╭─ MATERIAL PROVIDED
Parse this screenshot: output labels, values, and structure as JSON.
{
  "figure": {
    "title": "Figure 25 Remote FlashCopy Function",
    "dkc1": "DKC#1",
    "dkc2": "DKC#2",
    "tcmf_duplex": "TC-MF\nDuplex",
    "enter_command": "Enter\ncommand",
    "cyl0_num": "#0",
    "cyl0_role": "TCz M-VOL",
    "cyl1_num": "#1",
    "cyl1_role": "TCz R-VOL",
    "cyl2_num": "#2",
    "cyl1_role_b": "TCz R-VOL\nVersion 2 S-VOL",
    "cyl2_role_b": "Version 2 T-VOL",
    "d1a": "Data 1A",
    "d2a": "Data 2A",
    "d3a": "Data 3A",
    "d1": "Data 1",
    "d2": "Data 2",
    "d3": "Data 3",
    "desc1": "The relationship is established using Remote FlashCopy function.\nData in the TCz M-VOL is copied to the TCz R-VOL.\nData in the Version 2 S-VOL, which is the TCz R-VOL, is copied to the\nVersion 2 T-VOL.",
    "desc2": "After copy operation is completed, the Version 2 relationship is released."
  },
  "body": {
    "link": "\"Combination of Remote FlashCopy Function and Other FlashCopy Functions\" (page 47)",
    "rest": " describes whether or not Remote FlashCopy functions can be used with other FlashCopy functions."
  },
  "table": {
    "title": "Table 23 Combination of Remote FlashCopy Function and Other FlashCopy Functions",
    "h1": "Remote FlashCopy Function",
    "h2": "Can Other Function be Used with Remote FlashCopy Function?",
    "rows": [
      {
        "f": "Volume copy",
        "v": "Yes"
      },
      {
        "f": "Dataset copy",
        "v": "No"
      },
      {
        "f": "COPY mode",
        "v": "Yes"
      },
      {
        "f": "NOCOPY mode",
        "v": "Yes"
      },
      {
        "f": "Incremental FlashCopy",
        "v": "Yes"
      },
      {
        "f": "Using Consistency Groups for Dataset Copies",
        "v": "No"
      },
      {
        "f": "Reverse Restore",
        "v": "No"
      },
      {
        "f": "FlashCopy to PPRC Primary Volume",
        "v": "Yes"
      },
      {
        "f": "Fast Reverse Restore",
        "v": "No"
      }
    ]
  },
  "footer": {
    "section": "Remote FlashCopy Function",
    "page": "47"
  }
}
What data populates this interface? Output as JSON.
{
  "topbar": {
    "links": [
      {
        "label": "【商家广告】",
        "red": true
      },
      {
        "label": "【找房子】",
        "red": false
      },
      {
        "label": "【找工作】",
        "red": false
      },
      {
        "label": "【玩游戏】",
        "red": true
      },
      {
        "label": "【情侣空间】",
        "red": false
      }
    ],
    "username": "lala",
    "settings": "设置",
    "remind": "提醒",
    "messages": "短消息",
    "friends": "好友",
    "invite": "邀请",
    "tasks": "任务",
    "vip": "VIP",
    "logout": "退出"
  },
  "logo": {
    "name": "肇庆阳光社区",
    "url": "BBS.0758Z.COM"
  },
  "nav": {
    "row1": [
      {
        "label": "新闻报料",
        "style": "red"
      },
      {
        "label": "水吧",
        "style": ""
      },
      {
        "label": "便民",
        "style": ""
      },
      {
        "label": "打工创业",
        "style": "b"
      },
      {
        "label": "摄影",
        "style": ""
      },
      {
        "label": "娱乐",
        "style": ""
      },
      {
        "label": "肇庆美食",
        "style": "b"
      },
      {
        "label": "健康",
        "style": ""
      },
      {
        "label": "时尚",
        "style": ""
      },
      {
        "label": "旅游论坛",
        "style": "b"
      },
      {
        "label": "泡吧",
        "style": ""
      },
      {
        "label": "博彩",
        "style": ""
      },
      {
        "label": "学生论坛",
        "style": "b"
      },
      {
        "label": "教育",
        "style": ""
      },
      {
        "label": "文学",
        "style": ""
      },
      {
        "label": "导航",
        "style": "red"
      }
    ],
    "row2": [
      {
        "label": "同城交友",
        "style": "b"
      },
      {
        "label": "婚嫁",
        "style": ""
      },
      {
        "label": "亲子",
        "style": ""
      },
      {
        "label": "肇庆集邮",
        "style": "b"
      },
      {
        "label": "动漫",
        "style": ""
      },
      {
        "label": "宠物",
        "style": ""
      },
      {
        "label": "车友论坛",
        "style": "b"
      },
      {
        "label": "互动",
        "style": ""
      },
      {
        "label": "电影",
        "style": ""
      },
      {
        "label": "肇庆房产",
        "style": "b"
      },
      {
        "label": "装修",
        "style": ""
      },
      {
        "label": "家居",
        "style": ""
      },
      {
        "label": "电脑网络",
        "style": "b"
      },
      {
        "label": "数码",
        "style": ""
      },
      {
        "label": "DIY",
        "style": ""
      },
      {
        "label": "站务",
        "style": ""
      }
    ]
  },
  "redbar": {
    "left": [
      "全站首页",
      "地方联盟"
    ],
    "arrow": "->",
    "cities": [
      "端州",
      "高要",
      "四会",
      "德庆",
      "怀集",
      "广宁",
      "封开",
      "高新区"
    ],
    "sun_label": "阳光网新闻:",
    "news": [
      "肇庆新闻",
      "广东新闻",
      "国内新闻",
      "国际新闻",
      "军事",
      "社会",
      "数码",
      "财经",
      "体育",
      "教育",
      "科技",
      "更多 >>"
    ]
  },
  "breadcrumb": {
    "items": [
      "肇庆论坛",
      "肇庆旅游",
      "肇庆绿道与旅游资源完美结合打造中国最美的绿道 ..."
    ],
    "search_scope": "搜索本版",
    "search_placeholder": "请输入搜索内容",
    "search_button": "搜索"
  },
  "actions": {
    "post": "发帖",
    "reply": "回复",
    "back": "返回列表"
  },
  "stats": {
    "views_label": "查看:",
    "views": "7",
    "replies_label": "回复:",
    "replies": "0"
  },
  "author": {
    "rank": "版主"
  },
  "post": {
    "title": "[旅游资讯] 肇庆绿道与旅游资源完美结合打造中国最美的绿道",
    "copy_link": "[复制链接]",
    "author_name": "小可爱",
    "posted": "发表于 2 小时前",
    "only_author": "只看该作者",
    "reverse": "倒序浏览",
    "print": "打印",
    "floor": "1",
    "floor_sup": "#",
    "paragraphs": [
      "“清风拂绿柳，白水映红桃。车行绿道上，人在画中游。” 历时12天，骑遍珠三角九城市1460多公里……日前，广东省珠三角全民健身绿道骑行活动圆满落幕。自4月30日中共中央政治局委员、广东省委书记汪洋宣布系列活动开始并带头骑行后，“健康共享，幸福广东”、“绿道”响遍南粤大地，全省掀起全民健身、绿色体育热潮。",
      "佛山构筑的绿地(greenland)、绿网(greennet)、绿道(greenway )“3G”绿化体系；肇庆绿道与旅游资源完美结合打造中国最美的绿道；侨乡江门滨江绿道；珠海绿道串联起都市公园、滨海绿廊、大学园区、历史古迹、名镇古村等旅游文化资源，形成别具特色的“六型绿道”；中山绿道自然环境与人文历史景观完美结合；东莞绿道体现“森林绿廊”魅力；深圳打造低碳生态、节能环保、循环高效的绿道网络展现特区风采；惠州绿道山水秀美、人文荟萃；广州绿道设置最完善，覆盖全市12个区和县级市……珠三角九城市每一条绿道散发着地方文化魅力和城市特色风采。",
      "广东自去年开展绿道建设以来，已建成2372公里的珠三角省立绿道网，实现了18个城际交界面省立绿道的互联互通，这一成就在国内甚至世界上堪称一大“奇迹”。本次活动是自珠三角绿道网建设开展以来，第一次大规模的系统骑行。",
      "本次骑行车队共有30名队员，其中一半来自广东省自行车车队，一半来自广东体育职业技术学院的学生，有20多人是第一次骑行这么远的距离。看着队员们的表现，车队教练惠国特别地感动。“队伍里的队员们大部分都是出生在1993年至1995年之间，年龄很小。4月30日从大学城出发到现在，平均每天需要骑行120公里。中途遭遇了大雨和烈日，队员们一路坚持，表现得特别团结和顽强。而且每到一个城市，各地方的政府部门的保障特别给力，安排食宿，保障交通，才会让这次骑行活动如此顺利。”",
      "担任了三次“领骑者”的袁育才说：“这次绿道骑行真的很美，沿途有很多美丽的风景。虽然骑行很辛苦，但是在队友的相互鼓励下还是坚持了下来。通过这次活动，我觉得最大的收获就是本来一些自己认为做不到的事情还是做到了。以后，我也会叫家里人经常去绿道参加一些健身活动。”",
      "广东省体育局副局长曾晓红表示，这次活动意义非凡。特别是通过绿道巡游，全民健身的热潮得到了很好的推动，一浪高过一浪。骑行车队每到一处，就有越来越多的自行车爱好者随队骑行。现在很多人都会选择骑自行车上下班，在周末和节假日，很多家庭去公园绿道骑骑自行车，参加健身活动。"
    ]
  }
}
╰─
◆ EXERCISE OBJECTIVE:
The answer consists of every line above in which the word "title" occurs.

◆ TASK OUTPUT:
    "title": "Figure 25 Remote FlashCopy Function",
    "title": "Table 23 Combination of Remote FlashCopy Function and Other FlashCopy Functions",
    "title": "[旅游资讯] 肇庆绿道与旅游资源完美结合打造中国最美的绿道",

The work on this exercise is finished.